## WHAT THIS TASK INVOLVES
Each line containing the word "that" must be copied from the material below.

# # # #

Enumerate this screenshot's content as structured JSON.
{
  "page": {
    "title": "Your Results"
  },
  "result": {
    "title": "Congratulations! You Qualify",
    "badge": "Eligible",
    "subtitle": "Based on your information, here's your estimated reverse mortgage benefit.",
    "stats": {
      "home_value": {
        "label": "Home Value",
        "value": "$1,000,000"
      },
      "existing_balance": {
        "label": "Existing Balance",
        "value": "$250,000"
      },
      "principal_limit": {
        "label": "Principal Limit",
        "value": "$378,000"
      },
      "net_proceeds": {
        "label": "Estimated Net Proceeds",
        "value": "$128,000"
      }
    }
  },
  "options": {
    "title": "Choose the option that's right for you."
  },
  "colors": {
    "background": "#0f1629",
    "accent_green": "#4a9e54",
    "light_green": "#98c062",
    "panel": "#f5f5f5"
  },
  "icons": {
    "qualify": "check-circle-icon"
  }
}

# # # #

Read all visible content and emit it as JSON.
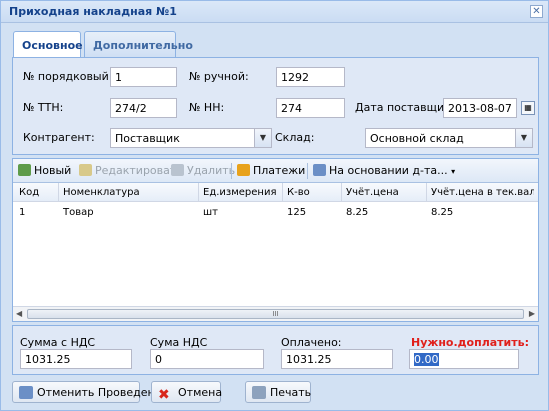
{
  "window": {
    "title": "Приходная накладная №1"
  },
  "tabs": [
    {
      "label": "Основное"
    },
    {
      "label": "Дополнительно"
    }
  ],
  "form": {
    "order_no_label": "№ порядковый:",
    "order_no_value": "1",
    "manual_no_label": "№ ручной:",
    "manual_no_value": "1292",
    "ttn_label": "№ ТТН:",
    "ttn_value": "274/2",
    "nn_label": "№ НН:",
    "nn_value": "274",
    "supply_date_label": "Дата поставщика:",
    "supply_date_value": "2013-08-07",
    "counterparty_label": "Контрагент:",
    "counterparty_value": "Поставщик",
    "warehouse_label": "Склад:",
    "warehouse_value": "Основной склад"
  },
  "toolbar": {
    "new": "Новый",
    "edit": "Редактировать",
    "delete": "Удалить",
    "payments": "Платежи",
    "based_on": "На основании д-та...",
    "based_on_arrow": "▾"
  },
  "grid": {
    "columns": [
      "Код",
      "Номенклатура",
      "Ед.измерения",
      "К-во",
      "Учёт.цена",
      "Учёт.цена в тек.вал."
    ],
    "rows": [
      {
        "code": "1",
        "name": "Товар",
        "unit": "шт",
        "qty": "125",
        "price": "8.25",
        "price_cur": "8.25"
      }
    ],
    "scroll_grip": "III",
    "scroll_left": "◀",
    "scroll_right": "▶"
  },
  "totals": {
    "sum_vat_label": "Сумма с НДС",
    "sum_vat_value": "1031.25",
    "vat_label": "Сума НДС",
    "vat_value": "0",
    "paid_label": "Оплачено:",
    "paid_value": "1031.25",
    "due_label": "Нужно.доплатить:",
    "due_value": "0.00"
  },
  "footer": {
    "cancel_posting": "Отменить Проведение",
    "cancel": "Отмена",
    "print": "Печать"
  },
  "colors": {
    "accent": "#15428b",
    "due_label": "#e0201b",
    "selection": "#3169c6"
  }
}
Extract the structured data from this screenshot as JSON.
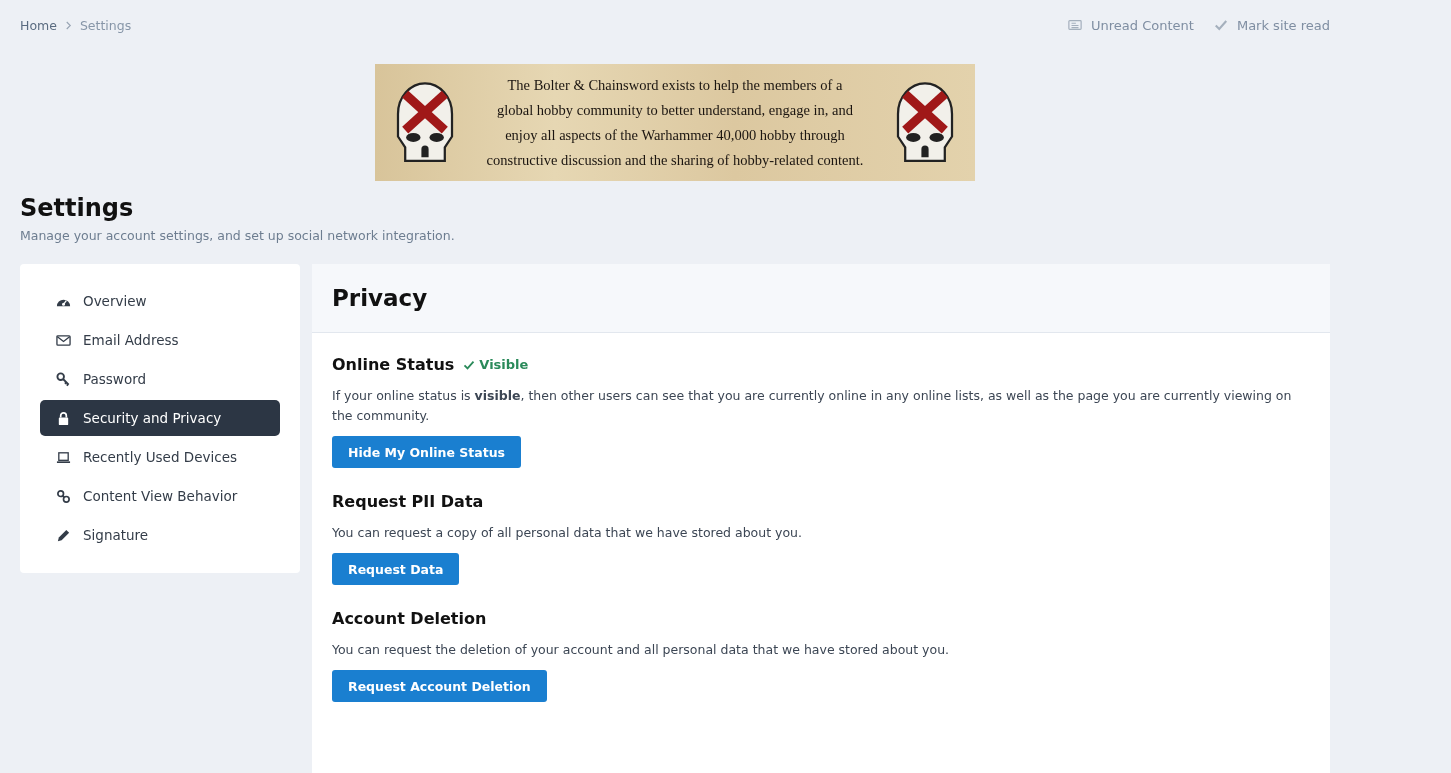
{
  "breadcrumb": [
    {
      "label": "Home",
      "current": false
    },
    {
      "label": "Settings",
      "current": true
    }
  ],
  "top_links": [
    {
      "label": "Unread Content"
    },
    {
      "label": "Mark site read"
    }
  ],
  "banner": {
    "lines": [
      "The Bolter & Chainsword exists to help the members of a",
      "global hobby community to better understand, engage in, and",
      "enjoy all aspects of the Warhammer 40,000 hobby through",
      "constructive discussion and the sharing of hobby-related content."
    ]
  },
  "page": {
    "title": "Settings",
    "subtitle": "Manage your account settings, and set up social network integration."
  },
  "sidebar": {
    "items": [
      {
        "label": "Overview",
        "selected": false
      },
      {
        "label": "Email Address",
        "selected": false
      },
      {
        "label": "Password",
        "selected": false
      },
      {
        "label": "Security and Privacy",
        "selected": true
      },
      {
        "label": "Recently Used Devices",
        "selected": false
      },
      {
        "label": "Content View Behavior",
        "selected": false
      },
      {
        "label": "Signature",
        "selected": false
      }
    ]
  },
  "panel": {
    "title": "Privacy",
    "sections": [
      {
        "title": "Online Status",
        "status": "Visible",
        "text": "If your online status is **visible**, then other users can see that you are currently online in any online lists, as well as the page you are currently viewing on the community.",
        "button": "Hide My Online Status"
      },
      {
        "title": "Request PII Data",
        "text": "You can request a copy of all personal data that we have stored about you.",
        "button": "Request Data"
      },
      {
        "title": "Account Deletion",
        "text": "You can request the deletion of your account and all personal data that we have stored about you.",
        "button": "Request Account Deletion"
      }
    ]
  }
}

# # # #

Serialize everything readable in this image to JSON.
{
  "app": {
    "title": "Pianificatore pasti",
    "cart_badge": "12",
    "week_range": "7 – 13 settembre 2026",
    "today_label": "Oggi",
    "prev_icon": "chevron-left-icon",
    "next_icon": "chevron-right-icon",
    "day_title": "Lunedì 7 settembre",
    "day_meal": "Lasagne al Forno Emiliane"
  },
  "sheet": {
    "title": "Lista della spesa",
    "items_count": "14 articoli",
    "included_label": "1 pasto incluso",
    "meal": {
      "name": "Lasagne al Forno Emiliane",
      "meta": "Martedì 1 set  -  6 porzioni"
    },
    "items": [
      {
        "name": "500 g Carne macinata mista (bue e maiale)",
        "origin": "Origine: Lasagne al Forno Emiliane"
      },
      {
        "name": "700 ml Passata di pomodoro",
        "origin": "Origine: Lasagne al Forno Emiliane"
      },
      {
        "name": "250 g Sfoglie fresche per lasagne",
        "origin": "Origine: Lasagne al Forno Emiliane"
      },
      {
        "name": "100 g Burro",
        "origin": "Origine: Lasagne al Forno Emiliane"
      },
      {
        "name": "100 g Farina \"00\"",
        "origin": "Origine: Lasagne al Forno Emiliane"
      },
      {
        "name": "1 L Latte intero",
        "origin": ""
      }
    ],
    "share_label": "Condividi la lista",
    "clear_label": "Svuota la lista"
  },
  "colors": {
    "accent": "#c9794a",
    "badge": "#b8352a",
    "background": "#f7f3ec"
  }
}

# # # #

## SOLUTION
    "title": "Choose the option that's right for you."
        "text": "If your online status is **visible**, then other users can see that you are currently online in any online lists, as well as the page you are currently viewing on the community.",
        "text": "You can request a copy of all personal data that we have stored about you.",
        "text": "You can request the deletion of your account and all personal data that we have stored about you.",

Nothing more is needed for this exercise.